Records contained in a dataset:
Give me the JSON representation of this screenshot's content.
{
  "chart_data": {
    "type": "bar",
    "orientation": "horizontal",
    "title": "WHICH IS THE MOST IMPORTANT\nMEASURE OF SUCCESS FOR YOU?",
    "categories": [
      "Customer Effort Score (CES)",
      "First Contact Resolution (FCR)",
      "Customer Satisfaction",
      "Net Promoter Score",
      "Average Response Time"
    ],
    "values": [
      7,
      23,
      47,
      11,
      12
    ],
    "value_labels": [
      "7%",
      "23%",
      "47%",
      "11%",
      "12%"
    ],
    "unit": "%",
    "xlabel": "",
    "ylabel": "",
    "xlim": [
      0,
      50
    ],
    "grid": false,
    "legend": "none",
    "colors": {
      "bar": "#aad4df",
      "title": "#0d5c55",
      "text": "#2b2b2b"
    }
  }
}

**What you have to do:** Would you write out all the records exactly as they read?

**Answer to the exercise:**
Give me the JSON representation of this screenshot's content.
{
  "chart_data": {
    "type": "bar",
    "orientation": "horizontal",
    "title": "WHICH IS THE MOST IMPORTANT\nMEASURE OF SUCCESS FOR YOU?",
    "categories": [
      "Customer Effort Score (CES)",
      "First Contact Resolution (FCR)",
      "Customer Satisfaction",
      "Net Promoter Score",
      "Average Response Time"
    ],
    "values": [
      7,
      23,
      47,
      11,
      12
    ],
    "value_labels": [
      "7%",
      "23%",
      "47%",
      "11%",
      "12%"
    ],
    "unit": "%",
    "xlabel": "",
    "ylabel": "",
    "xlim": [
      0,
      50
    ],
    "grid": false,
    "legend": "none",
    "colors": {
      "bar": "#aad4df",
      "title": "#0d5c55",
      "text": "#2b2b2b"
    }
  }
}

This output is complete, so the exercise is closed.